One of the things I’ve learned about writing in the last few years is that you never stop learning. Whether you’ve been writing for five years or fifty, you’re never as good as you need to be and you’re never as good as you can be.
When I first starting working on fiction, a common roadblock continued to pop up and get in my way. It went something like this:
I’d sit down at the computer, start iTunes and pick out some music that would help set the mood.
I’d crack my knuckles and open up a story from my “in progress” folder. Most of these “in progress” stories were in the 150-300 word range. In other words, less than a single page filled with some scattered dialog that I had dreams would eventually lead to a setting of some sort, or–even better–develop a plot.
So I’d stare at that page for a good ten minutes or so, rewrite one or two sentences, and then close the document with no idea how to move the story forward. I’d take a quick break to check my email, refresh my drink, pick out new music, and then open another document from the folder.
I’d repeat this for a few hours, and then give up and open a new blank Word document. And you know what I would do with it? If you guessed that I would begin a new story and write 150-300 words and then save it and go to bed, you win the prize.
So what did I do to fix this problem? That’s the big mystery.
Actually, it’s not a mystery at all. In fact, it’s not even a complicated riddle. And I certainly didn’t need a time machine.
The key to becoming more productive during a writing session was to simply begin each session with a plan.
Time is infinite, but ours is not.
There’s never enough time for anything, it seems, so when you’re trying to write on a limited schedule, you can’t waste a minute of it. Not even a second. When I look back at my writing behaviors in those first two years, it’s a textbook example of time wasting.
So what I’ve done to manage time better as a writer is this: Before I sit down to write, I have two things in mind.
- How much time (approx.) do I have to write.
- What can I get done in that amount of time?
In other words, if I know I’ve got an hour, I set an attainable goal of what I can do with exactly one hour. That might be to write 500 words, edit another story for Theme of Absence, create a blog post, work on revisions, or whatever. It doesn’t matter, as long as I have an idea of what I’m going to work on before I start, the chances of getting something done go up by a thousand.
There’s another benefit to this as well, and it’s one that I didn’t foresee when I started thinking this way. I used to think that it was a waste of time to even try to write if I had less than two hours. Much of that was because I spent so much time preparing (or pretending) to write, that when I finally started, I felt like I was already falling behind.

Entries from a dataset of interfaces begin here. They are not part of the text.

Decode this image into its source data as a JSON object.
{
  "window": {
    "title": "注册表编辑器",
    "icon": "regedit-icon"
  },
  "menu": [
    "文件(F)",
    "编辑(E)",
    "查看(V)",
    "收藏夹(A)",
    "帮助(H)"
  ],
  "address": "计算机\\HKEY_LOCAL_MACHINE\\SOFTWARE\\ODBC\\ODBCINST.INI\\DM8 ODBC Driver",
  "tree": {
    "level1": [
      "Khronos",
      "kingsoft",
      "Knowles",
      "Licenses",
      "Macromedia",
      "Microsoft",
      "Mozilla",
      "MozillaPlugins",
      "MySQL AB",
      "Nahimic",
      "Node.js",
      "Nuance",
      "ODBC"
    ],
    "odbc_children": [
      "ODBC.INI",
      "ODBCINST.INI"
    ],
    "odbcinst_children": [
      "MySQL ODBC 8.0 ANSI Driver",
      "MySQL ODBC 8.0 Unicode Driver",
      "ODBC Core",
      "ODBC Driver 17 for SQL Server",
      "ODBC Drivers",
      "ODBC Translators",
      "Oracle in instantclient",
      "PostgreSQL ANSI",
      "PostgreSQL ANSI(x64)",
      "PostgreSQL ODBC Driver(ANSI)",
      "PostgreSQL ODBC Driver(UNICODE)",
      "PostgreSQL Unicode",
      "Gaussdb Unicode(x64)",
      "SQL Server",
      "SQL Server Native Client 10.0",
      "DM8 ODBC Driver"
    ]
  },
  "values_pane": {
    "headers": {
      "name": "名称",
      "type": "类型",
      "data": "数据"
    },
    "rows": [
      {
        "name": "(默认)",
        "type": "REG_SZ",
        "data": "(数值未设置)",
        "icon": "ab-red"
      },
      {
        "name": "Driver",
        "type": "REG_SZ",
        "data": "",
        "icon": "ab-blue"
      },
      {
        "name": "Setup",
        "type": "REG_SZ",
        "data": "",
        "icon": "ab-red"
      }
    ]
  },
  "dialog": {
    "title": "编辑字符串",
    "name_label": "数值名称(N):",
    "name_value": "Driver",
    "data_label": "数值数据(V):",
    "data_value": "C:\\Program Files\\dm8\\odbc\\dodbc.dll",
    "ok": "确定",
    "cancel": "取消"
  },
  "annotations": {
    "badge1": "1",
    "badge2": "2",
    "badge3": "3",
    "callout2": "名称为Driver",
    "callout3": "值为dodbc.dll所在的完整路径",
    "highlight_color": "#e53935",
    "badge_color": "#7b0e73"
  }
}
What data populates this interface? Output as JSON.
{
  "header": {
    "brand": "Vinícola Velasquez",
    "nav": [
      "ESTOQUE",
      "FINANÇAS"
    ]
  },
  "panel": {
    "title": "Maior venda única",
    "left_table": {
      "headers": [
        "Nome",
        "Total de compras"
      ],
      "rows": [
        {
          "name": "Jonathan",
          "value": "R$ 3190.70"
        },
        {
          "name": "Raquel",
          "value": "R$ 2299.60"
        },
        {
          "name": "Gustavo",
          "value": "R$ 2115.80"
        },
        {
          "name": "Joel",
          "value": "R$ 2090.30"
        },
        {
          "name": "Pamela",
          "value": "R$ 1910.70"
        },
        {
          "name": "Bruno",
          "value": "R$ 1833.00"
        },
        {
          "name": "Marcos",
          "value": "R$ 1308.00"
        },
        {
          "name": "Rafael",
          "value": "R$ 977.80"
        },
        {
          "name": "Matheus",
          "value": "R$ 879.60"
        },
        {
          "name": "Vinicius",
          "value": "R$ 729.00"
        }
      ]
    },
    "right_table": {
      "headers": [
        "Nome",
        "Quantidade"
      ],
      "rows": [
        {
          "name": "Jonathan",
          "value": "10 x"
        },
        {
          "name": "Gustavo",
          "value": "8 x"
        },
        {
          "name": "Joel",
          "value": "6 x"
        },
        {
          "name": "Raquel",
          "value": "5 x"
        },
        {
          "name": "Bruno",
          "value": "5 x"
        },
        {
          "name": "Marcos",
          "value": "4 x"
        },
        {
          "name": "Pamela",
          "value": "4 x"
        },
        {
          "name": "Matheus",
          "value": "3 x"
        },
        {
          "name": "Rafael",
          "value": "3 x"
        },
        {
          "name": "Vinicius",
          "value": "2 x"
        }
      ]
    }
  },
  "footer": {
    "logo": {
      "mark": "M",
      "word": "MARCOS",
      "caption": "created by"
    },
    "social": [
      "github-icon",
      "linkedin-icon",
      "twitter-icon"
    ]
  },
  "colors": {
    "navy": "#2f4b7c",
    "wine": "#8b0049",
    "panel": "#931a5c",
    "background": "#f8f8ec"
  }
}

A big cause for this was that since I had no direction, I spent way too much time sitting there trying to write, just as I said at the beginning of this post.
Now, if I have fifteen minutes of free time, I jump on it.
What can I do in fifteen minutes? I can search Duotrope for a place to resubmit a rejected short story. Or I can browse QueryTracker for an agent to query. Or I can visit my Theme of Absence slush pile and read a story or two. Or I can simply brainstorm a new short story idea.
See how easy that is?
Don’t sit down to write unless you have a tangible, achievable goal in mind.
Finally, to reiterate, the biggest key to time management for writers is to be prepared. Always be prepared.
When you know exactly how much time you have to write, and have a good idea of what you can accomplish in that amount of time, you’ll get so much work done that it really will seem like you have a time machine.
So what kind of tips do you have? How do you make the most out of the time you have scheduled for writing. Feel free to share in the comments section, and thanks for reading.